During this phase of narcissistic courting or narcissistic pursuit, the narcissist is full of vitality, of dreams and hopes and plans and vision. And his energy is not dissipated: he resembles a laser beam. He attempts (and in many cases, succeeds to achieve) the impossible. If he targeted a publishing house, or a magazine, as his future Source of Supply (by publishing his work) - he produces incredible amounts of material in a short period of time.
If it is a potential mate, he floods her with attention, gifts and inventive gestures. If it is a group of people that he wishes to impress, he identifies with their goals and beliefs to the point of ridicule and discomfort. The narcissist has the frightening capacity to turn himself into a weapon: focused, powerful, and lethal.
He lavishes all his energies, capabilities, talents, charms and emotions on the newly selected Source of Supply. This has a great effect on the intended source and on the narcissist. This also serves to maximise the narcissist's returns in the short run.
Once the Source of Supply is captured, preyed upon and depleted, the reverse process (of devaluation) sets in. The narcissist instantaneously (and startlingly abruptly) loses all interest in his former (and now useless or judged to be so) Source of Narcissistic Supply. He dumps and discards it.
He becomes bored, lazy, slow, devoid of energy, absolutely uninterested. He conserves his energies in preparation for the attack on, and the siege of, the next selected Source of Supply. These tectonic shifts are hard to contemplate, still harder to believe.
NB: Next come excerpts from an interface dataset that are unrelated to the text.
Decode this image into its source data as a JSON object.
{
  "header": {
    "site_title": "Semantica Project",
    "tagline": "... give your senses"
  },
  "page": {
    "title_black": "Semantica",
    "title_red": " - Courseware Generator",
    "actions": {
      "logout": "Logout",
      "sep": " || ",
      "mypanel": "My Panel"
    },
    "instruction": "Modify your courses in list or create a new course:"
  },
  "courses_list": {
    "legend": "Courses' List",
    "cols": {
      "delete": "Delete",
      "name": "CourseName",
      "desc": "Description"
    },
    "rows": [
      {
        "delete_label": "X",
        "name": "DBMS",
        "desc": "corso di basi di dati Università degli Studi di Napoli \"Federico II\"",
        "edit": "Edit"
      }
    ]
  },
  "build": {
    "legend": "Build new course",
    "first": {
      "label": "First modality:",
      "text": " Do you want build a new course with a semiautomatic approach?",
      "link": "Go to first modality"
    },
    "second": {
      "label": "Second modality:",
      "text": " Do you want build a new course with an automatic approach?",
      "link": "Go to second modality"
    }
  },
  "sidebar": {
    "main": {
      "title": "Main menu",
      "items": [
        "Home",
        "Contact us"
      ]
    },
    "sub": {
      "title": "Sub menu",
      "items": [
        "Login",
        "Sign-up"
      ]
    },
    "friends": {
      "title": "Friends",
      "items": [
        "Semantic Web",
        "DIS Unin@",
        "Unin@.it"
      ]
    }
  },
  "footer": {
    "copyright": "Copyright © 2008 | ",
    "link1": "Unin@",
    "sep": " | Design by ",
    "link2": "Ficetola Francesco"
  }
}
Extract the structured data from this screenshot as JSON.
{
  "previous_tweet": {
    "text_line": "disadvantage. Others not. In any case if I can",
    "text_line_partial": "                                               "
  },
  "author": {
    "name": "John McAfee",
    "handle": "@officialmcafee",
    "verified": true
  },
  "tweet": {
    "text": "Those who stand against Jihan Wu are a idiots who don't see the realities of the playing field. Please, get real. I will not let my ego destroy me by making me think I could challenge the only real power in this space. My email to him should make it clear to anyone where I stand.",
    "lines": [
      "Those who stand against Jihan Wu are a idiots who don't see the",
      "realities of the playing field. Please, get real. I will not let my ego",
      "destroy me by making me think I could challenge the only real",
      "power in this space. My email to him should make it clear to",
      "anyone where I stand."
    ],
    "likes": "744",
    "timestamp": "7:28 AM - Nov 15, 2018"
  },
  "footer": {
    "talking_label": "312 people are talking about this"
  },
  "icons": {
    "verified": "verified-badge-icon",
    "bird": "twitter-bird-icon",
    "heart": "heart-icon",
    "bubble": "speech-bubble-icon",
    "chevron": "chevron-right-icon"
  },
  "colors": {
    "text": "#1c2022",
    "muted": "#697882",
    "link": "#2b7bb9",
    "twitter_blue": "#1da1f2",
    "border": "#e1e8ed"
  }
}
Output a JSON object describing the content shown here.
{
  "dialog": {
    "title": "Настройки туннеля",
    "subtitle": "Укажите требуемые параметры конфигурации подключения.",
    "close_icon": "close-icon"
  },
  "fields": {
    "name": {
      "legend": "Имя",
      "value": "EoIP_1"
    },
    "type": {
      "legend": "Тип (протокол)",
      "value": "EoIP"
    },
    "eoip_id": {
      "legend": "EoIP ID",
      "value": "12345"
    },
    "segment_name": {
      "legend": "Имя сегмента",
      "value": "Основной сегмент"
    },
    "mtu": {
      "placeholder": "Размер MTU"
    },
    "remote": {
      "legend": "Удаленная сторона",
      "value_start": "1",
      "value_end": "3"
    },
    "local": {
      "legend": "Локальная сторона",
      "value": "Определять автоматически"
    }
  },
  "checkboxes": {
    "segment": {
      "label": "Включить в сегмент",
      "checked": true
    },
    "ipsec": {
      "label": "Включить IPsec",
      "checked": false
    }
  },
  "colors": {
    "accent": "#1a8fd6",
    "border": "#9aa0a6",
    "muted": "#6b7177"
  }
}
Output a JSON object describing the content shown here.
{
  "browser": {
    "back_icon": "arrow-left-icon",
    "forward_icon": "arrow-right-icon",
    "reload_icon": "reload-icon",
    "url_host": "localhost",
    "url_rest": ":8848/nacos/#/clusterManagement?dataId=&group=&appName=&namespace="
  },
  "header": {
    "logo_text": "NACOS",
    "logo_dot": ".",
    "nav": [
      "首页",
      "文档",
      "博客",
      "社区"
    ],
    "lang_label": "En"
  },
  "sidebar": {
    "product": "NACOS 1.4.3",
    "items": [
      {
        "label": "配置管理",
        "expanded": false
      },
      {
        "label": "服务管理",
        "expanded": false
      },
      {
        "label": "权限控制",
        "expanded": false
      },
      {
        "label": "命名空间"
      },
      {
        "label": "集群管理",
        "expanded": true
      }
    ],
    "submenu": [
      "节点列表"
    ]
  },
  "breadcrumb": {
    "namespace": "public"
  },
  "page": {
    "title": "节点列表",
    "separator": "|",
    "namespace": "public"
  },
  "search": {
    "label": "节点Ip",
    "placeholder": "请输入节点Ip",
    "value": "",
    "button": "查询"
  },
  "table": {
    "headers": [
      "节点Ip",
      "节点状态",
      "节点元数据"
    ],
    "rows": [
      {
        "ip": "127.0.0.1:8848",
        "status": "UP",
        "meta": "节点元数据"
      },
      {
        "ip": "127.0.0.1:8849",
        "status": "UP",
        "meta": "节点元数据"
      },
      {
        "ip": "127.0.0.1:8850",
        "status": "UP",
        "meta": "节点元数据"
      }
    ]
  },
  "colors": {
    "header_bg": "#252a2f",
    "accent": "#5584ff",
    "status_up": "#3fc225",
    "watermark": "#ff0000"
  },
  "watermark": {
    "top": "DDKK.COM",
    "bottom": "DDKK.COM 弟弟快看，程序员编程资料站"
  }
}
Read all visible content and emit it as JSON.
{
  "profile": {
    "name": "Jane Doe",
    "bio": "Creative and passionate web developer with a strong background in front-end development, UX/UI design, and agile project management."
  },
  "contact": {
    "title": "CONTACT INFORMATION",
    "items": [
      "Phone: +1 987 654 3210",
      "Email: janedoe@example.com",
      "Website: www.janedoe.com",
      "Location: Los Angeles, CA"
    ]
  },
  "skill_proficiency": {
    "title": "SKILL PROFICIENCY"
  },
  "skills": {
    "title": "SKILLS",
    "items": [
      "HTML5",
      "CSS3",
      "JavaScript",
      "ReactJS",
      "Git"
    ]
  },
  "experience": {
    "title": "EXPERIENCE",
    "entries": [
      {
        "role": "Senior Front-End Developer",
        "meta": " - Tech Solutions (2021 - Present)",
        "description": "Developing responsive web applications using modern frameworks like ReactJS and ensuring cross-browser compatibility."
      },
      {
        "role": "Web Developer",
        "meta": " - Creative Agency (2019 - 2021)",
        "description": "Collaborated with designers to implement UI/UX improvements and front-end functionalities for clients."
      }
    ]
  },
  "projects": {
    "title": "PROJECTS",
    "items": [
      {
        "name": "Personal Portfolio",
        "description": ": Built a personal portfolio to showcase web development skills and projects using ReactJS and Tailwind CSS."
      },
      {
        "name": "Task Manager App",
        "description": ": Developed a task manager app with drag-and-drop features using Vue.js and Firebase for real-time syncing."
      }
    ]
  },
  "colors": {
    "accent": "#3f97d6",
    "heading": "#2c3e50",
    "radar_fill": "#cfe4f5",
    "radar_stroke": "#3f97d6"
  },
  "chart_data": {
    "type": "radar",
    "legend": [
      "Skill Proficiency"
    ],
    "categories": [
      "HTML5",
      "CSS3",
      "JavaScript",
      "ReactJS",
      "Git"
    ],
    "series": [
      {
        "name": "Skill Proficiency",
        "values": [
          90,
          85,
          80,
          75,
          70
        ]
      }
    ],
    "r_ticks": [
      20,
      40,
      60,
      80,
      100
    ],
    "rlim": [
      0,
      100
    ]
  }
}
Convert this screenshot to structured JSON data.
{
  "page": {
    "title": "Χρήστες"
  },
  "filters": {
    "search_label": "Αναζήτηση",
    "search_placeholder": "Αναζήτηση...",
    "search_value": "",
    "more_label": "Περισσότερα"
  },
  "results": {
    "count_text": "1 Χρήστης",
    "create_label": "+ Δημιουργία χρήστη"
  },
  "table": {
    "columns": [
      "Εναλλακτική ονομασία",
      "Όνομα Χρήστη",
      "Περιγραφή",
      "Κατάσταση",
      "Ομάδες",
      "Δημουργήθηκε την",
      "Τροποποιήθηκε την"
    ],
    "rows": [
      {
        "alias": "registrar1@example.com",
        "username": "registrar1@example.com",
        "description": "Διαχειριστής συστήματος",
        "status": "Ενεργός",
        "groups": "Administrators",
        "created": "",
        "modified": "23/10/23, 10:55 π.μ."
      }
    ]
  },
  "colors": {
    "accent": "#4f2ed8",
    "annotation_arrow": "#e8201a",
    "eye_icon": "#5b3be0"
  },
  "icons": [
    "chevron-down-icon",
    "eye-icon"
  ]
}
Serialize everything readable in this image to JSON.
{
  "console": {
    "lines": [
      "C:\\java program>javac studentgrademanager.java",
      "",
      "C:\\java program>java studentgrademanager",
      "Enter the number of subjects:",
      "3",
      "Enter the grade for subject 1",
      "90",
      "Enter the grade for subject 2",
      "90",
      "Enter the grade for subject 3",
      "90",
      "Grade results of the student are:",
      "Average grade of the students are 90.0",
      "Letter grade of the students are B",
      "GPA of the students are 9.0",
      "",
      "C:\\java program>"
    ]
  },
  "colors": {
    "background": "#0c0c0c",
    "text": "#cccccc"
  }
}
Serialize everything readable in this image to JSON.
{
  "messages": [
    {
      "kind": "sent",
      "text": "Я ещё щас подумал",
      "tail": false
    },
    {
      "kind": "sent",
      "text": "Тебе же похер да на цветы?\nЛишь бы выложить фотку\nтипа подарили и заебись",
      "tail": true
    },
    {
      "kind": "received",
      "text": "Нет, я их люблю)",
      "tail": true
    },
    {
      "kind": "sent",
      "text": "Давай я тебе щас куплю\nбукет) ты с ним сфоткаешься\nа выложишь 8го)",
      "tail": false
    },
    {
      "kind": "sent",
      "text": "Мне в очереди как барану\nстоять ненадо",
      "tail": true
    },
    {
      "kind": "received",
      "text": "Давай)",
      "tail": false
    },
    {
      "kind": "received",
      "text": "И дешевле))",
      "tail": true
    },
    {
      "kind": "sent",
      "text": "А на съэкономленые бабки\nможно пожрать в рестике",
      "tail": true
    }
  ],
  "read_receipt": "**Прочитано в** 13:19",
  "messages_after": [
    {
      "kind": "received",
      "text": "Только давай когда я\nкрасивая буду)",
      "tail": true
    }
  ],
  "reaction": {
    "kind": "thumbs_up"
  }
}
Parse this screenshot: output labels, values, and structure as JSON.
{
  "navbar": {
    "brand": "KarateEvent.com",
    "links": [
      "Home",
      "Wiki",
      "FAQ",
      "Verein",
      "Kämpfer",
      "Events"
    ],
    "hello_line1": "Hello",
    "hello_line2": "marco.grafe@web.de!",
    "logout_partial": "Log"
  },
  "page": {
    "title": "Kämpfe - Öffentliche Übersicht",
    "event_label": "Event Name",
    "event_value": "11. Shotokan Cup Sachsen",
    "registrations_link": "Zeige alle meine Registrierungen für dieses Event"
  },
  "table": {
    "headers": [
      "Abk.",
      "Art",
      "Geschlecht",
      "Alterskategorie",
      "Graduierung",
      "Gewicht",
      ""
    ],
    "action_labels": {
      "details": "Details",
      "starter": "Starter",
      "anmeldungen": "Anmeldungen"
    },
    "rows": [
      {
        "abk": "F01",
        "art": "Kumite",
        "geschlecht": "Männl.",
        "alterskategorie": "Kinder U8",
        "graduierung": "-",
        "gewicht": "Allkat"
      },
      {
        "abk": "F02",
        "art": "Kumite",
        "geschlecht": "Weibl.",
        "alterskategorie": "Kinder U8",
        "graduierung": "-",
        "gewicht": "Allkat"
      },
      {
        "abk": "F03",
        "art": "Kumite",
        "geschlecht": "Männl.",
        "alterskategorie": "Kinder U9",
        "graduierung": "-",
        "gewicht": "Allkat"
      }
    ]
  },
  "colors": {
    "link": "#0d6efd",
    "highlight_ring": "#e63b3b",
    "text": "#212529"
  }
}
The narcissist has no genuine interests, loves, or hobbies. He likes that which yields the most Narcissistic Supply. A narcissist can be a gifted artist for as long as his art rewards him with fame and adulation. Once public interest wanes, or once criticism mounts, the narcissist, in a typical act of cognitive dissonance, immediately ceases to create, loses interest in art, and does not miss his old vocation for a second. He is likely to turn around and criticize his erstwhile career even as he pursues another, totally unrelated one.
The narcissist has no genuine emotions. He can be madly in "love" with a woman (Secondary Narcissistic Supply Source) because she is famous, or wealthy, or a native and can help him obtain legal residence through marriage, or because she comes from the right family, or because she is unique in a manner positively reflecting on the narcissist's perceived uniqueness, or because she had witnessed past successes of the narcissist, or merely because she admires him.
Yet, this "love" dissipates immediately when her usefulness runs its course or when a better "qualified" Source of Supply presents herself.
The over-valuation and devaluation cycles are mere reflections and derivatives of these ups and downs of the narcissist's pools of energy and flows of supply. Efficient (that is, abrupt) energy shifts are more typical of automata than of human beings. But then the narcissist likes to brag of his inhumanity and machine-like qualities.
next: Narcissistic Immunity
Vaknin, S. (2008, November 19). Narcissistic Allocation, HealthyPlace. Retrieved on 2019, August 17 from https://www.healthyplace.com/personality-disorders/malignant-self-love/narcissistic-allocation